ABOUT THIS EXERCISE.
Present the data once more in exactly its original form.

------------------------------

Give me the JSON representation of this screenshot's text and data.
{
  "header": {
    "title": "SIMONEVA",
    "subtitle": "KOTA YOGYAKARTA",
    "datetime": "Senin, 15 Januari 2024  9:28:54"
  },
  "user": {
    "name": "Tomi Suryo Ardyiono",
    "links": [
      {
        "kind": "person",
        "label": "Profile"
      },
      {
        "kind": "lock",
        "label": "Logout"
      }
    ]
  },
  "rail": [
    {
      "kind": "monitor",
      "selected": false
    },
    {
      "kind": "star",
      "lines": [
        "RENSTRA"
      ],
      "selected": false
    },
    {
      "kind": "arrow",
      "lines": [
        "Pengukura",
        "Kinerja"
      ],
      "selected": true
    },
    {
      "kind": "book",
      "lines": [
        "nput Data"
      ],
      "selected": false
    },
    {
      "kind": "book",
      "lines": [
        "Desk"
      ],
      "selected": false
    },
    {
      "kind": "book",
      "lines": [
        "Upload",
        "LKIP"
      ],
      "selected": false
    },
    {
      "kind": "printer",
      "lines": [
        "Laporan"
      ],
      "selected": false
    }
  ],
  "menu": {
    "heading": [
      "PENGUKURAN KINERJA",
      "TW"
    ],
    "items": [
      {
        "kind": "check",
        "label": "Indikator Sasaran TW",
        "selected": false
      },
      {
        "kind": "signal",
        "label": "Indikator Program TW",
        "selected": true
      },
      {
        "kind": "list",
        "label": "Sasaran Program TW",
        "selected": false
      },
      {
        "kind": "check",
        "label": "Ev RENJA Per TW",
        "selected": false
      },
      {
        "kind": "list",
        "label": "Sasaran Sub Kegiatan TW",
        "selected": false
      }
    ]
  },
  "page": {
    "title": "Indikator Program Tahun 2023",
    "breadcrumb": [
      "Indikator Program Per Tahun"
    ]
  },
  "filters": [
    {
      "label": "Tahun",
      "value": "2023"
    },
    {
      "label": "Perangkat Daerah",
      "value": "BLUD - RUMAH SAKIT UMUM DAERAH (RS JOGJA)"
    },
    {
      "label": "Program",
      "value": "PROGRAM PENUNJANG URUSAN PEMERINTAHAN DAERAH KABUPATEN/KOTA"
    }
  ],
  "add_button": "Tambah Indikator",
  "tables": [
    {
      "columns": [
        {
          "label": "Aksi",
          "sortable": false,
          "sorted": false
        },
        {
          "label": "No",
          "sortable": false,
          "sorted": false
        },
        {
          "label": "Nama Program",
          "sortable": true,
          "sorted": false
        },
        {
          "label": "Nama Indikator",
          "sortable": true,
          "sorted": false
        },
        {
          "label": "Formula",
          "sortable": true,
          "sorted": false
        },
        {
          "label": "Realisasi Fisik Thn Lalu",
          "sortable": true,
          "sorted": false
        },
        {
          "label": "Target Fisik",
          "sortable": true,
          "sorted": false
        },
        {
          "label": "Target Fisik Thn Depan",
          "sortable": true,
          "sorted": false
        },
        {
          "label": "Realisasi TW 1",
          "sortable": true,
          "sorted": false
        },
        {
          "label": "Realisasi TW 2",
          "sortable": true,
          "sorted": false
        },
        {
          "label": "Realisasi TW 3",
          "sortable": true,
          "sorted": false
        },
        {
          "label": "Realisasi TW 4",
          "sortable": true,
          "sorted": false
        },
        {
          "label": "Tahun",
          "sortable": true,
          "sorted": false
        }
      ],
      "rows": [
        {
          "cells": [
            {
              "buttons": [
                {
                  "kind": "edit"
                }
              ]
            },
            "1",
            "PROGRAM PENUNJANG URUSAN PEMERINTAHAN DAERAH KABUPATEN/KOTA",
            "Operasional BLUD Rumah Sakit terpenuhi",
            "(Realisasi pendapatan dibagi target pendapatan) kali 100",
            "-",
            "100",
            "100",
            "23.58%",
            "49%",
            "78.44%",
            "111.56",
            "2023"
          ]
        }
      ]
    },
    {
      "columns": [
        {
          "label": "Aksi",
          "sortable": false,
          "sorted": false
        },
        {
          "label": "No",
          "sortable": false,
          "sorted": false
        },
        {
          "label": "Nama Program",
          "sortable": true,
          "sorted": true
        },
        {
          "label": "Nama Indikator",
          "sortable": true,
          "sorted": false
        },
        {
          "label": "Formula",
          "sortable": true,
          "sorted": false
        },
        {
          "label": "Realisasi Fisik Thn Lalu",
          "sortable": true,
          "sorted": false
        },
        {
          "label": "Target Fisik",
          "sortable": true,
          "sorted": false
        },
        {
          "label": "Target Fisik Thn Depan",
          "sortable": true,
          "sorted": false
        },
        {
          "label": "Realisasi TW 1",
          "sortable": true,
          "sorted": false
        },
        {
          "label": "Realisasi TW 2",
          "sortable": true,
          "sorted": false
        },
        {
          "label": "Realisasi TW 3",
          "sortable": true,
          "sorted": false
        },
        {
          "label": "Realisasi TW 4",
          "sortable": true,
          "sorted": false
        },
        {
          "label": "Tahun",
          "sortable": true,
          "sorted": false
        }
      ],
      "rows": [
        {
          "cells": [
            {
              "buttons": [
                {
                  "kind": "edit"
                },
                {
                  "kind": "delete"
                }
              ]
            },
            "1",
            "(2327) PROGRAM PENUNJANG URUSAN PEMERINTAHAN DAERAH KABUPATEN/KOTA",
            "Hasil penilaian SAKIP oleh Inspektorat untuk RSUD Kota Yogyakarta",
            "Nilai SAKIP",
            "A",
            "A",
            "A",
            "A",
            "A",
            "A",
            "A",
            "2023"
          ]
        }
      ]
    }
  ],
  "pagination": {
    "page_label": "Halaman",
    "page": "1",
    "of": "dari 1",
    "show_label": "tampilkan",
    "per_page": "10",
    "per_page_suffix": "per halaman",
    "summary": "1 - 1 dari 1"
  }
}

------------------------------

ANSWER BOX.
Give me the JSON representation of this screenshot's text and data.
{
  "header": {
    "title": "SIMONEVA",
    "subtitle": "KOTA YOGYAKARTA",
    "datetime": "Senin, 15 Januari 2024  9:28:54"
  },
  "user": {
    "name": "Tomi Suryo Ardyiono",
    "links": [
      {
        "kind": "person",
        "label": "Profile"
      },
      {
        "kind": "lock",
        "label": "Logout"
      }
    ]
  },
  "rail": [
    {
      "kind": "monitor",
      "selected": false
    },
    {
      "kind": "star",
      "lines": [
        "RENSTRA"
      ],
      "selected": false
    },
    {
      "kind": "arrow",
      "lines": [
        "Pengukura",
        "Kinerja"
      ],
      "selected": true
    },
    {
      "kind": "book",
      "lines": [
        "nput Data"
      ],
      "selected": false
    },
    {
      "kind": "book",
      "lines": [
        "Desk"
      ],
      "selected": false
    },
    {
      "kind": "book",
      "lines": [
        "Upload",
        "LKIP"
      ],
      "selected": false
    },
    {
      "kind": "printer",
      "lines": [
        "Laporan"
      ],
      "selected": false
    }
  ],
  "menu": {
    "heading": [
      "PENGUKURAN KINERJA",
      "TW"
    ],
    "items": [
      {
        "kind": "check",
        "label": "Indikator Sasaran TW",
        "selected": false
      },
      {
        "kind": "signal",
        "label": "Indikator Program TW",
        "selected": true
      },
      {
        "kind": "list",
        "label": "Sasaran Program TW",
        "selected": false
      },
      {
        "kind": "check",
        "label": "Ev RENJA Per TW",
        "selected": false
      },
      {
        "kind": "list",
        "label": "Sasaran Sub Kegiatan TW",
        "selected": false
      }
    ]
  },
  "page": {
    "title": "Indikator Program Tahun 2023",
    "breadcrumb": [
      "Indikator Program Per Tahun"
    ]
  },
  "filters": [
    {
      "label": "Tahun",
      "value": "2023"
    },
    {
      "label": "Perangkat Daerah",
      "value": "BLUD - RUMAH SAKIT UMUM DAERAH (RS JOGJA)"
    },
    {
      "label": "Program",
      "value": "PROGRAM PENUNJANG URUSAN PEMERINTAHAN DAERAH KABUPATEN/KOTA"
    }
  ],
  "add_button": "Tambah Indikator",
  "tables": [
    {
      "columns": [
        {
          "label": "Aksi",
          "sortable": false,
          "sorted": false
        },
        {
          "label": "No",
          "sortable": false,
          "sorted": false
        },
        {
          "label": "Nama Program",
          "sortable": true,
          "sorted": false
        },
        {
          "label": "Nama Indikator",
          "sortable": true,
          "sorted": false
        },
        {
          "label": "Formula",
          "sortable": true,
          "sorted": false
        },
        {
          "label": "Realisasi Fisik Thn Lalu",
          "sortable": true,
          "sorted": false
        },
        {
          "label": "Target Fisik",
          "sortable": true,
          "sorted": false
        },
        {
          "label": "Target Fisik Thn Depan",
          "sortable": true,
          "sorted": false
        },
        {
          "label": "Realisasi TW 1",
          "sortable": true,
          "sorted": false
        },
        {
          "label": "Realisasi TW 2",
          "sortable": true,
          "sorted": false
        },
        {
          "label": "Realisasi TW 3",
          "sortable": true,
          "sorted": false
        },
        {
          "label": "Realisasi TW 4",
          "sortable": true,
          "sorted": false
        },
        {
          "label": "Tahun",
          "sortable": true,
          "sorted": false
        }
      ],
      "rows": [
        {
          "cells": [
            {
              "buttons": [
                {
                  "kind": "edit"
                }
              ]
            },
            "1",
            "PROGRAM PENUNJANG URUSAN PEMERINTAHAN DAERAH KABUPATEN/KOTA",
            "Operasional BLUD Rumah Sakit terpenuhi",
            "(Realisasi pendapatan dibagi target pendapatan) kali 100",
            "-",
            "100",
            "100",
            "23.58%",
            "49%",
            "78.44%",
            "111.56",
            "2023"
          ]
        }
      ]
    },
    {
      "columns": [
        {
          "label": "Aksi",
          "sortable": false,
          "sorted": false
        },
        {
          "label": "No",
          "sortable": false,
          "sorted": false
        },
        {
          "label": "Nama Program",
          "sortable": true,
          "sorted": true
        },
        {
          "label": "Nama Indikator",
          "sortable": true,
          "sorted": false
        },
        {
          "label": "Formula",
          "sortable": true,
          "sorted": false
        },
        {
          "label": "Realisasi Fisik Thn Lalu",
          "sortable": true,
          "sorted": false
        },
        {
          "label": "Target Fisik",
          "sortable": true,
          "sorted": false
        },
        {
          "label": "Target Fisik Thn Depan",
          "sortable": true,
          "sorted": false
        },
        {
          "label": "Realisasi TW 1",
          "sortable": true,
          "sorted": false
        },
        {
          "label": "Realisasi TW 2",
          "sortable": true,
          "sorted": false
        },
        {
          "label": "Realisasi TW 3",
          "sortable": true,
          "sorted": false
        },
        {
          "label": "Realisasi TW 4",
          "sortable": true,
          "sorted": false
        },
        {
          "label": "Tahun",
          "sortable": true,
          "sorted": false
        }
      ],
      "rows": [
        {
          "cells": [
            {
              "buttons": [
                {
                  "kind": "edit"
                },
                {
                  "kind": "delete"
                }
              ]
            },
            "1",
            "(2327) PROGRAM PENUNJANG URUSAN PEMERINTAHAN DAERAH KABUPATEN/KOTA",
            "Hasil penilaian SAKIP oleh Inspektorat untuk RSUD Kota Yogyakarta",
            "Nilai SAKIP",
            "A",
            "A",
            "A",
            "A",
            "A",
            "A",
            "A",
            "2023"
          ]
        }
      ]
    }
  ],
  "pagination": {
    "page_label": "Halaman",
    "page": "1",
    "of": "dari 1",
    "show_label": "tampilkan",
    "per_page": "10",
    "per_page_suffix": "per halaman",
    "summary": "1 - 1 dari 1"
  }
}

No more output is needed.